This is where guys like Dereck Rodriguez, whom the Rockies signed to a minor league deal earlier this week, can help. Aside from the ages-old mantra that states “there’s no such thing as a bad minor league signing,” Rodriguez potentially has some pitching chops to offer. When at his best—as was the case in 2018, when he posted a 2.81 ERA in 118 1/3 innings—Rodriguez limits walks while utilizing an above-average changeup to go with a low-90s fastball and decent slider. Rodriguez’s usage of the changeup dwindled in 2019 and was non-existent in 2020. Perhaps that, combined with a rising walk rate, was the biggest factor in a poor two-season stretch that led to the San Francisco Giants’ decision to part ways.

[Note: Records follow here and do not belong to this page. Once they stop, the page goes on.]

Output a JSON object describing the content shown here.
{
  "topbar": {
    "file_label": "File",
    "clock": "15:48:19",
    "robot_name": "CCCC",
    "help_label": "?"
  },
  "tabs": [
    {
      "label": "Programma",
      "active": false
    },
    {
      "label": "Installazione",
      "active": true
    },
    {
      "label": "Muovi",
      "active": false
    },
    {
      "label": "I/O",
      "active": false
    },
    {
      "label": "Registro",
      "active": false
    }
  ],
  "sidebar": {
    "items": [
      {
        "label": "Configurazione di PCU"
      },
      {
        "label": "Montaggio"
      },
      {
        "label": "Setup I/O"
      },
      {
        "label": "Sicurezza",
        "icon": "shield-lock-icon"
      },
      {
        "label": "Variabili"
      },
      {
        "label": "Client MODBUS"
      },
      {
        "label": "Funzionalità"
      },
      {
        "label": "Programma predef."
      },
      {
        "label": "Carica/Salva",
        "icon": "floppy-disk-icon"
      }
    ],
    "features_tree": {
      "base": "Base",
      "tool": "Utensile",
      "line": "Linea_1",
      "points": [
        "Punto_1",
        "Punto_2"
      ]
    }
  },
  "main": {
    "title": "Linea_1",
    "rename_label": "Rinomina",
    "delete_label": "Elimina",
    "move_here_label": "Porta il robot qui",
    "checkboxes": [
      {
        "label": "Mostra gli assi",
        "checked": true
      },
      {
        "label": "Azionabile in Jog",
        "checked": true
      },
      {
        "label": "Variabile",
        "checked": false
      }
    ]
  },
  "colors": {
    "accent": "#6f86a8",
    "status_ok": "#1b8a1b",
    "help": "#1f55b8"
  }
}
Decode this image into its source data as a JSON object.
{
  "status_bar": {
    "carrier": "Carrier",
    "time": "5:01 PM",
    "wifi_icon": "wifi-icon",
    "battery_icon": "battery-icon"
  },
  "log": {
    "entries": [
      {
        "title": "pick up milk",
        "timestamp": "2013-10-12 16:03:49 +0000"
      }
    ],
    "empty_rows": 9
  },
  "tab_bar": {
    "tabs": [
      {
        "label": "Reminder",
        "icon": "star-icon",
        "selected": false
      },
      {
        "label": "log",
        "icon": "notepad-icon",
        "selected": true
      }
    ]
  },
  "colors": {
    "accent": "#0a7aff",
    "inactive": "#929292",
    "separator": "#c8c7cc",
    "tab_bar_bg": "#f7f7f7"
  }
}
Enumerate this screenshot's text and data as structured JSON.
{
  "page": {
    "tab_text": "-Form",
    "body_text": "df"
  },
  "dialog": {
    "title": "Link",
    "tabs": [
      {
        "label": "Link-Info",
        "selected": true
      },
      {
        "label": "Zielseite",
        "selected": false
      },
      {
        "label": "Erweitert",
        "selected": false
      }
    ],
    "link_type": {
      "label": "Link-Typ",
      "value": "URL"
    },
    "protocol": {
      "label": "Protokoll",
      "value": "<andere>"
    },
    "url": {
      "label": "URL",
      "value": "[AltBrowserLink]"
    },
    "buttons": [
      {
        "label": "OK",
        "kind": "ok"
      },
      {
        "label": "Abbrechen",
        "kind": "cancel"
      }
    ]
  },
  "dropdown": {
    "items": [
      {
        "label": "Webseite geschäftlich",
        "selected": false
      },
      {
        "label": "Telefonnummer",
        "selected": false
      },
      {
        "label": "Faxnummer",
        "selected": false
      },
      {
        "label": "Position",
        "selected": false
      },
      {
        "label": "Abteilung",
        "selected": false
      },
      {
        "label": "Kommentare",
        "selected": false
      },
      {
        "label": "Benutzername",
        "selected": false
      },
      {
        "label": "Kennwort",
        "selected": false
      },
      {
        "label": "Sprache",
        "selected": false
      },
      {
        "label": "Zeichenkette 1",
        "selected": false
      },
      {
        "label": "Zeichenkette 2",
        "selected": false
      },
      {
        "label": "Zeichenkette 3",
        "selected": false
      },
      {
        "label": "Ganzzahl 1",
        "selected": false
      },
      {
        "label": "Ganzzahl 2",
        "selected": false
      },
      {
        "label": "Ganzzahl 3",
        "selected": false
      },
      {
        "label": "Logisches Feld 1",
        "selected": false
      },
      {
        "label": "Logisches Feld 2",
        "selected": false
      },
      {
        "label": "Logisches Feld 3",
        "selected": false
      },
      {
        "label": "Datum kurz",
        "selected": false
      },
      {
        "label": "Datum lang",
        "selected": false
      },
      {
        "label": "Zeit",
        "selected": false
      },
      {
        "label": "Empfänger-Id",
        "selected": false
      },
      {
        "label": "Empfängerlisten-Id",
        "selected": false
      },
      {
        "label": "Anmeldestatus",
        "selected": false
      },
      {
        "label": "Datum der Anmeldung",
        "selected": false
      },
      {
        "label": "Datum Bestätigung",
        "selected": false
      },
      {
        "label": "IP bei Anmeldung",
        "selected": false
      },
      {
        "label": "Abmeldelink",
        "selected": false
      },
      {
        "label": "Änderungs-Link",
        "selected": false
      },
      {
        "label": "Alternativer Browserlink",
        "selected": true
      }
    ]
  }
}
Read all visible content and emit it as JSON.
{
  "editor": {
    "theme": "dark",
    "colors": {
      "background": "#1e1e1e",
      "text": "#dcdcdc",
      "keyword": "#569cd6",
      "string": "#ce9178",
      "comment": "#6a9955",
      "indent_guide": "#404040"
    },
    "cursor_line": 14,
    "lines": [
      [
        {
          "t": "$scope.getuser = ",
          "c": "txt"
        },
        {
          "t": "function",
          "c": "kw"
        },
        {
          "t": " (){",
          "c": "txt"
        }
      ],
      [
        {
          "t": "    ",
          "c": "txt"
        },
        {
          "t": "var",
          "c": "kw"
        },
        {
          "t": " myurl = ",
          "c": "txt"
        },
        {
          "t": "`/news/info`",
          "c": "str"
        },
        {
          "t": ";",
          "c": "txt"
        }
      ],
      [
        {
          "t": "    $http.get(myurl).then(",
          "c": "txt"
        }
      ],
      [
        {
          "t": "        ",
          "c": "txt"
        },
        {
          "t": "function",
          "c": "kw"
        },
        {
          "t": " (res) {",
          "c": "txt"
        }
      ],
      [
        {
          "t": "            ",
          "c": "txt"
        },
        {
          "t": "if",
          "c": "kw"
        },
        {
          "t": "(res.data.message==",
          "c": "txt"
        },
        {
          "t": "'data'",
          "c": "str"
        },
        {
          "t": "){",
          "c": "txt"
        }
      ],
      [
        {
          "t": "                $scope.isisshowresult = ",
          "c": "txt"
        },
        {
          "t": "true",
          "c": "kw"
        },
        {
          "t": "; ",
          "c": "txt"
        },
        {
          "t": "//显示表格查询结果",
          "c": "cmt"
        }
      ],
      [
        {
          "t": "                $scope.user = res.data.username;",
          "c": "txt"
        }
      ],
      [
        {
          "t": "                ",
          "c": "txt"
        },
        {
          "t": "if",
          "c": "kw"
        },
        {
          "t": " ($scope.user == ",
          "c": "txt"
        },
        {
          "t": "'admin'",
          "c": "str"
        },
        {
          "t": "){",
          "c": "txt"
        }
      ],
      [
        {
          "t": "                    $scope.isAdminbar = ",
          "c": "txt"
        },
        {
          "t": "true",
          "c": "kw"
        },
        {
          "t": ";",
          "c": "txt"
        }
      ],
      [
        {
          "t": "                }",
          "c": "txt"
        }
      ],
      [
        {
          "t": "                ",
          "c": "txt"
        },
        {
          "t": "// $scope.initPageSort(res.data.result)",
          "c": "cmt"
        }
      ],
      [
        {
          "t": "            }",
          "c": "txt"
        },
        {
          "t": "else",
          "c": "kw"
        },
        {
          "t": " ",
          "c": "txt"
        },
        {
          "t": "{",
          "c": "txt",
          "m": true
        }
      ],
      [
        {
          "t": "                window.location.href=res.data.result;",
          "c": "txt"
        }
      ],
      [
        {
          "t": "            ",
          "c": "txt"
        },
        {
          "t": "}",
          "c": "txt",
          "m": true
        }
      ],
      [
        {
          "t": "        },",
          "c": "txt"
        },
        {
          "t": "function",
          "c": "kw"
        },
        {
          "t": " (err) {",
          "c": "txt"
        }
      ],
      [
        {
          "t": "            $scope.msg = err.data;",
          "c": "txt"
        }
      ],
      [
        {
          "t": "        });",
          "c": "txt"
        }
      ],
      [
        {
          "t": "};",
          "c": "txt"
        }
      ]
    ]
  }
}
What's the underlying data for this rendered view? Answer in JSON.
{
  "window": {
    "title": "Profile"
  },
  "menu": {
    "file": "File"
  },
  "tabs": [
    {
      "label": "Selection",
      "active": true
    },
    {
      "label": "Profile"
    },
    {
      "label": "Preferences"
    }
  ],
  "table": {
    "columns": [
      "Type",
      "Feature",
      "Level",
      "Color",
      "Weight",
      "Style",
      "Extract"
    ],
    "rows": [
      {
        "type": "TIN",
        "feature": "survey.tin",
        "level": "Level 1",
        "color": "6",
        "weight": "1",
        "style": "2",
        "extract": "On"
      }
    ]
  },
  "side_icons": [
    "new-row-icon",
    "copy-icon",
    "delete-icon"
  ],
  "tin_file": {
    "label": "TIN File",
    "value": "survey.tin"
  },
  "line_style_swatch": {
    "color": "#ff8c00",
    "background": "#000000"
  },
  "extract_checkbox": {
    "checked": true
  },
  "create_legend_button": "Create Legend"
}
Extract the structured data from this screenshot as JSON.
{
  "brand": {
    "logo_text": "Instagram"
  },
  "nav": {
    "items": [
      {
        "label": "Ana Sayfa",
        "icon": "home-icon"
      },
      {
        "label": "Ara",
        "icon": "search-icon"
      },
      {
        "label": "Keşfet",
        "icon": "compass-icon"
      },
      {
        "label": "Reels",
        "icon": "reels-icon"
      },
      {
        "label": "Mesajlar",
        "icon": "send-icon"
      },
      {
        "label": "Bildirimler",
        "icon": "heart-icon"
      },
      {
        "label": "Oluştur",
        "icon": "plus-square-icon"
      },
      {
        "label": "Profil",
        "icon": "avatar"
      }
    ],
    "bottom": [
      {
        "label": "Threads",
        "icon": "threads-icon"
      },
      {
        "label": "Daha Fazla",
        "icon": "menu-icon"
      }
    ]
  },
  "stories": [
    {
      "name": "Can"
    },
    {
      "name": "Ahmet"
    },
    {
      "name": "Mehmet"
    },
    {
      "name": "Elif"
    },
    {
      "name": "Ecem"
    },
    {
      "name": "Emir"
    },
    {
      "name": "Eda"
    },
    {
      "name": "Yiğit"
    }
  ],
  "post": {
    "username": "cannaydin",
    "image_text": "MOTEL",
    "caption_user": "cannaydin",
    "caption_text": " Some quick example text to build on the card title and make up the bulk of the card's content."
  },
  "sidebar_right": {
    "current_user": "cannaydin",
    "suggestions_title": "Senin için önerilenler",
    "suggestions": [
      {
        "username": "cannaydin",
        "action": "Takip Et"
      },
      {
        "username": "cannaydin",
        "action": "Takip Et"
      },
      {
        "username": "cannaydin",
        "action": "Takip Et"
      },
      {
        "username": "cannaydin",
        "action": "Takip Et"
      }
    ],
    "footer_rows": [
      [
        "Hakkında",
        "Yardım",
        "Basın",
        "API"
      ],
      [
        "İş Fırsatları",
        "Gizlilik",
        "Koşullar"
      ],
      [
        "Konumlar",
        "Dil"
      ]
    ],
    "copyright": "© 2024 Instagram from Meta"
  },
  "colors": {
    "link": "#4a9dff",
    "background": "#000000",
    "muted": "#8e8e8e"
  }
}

All in all, Rodriguez is a low-risk (and low-cost), moderate-reward option for the Rockies, who have already hinted at a stagnant offseason in terms of spending money. The team this week also added left-handed reliever Brian Gonzalez, who has yet to pitch in the majors but owns a 4.10 ERA with peripherals that scream “pitch to contact” in 578 career innings, most of which came in a starting role. As minor—literally and figuratively—as these deals seem, they’re the type that have worked for the Rockies in the past. At least, more so than the likes of Wade Davis, Bryan Shaw, Chad Qualls, Jason Motte, and Jake McGee, anyway.
Going forward, the bargain bin route will have to be how the Rockies build their bullpen. It’s the smart way for a team that sits where they are in baseball’s financial pecking order anyway, but even more so for a team that has been burned like the Rockies have. Relievers are volatile. Colorado knows that now more than ever, so get used to seeing more Dereck Rodriguezes and Brian Gonzalezes.
And, don’t be surprised when a few of them end up being just what the Rockies need.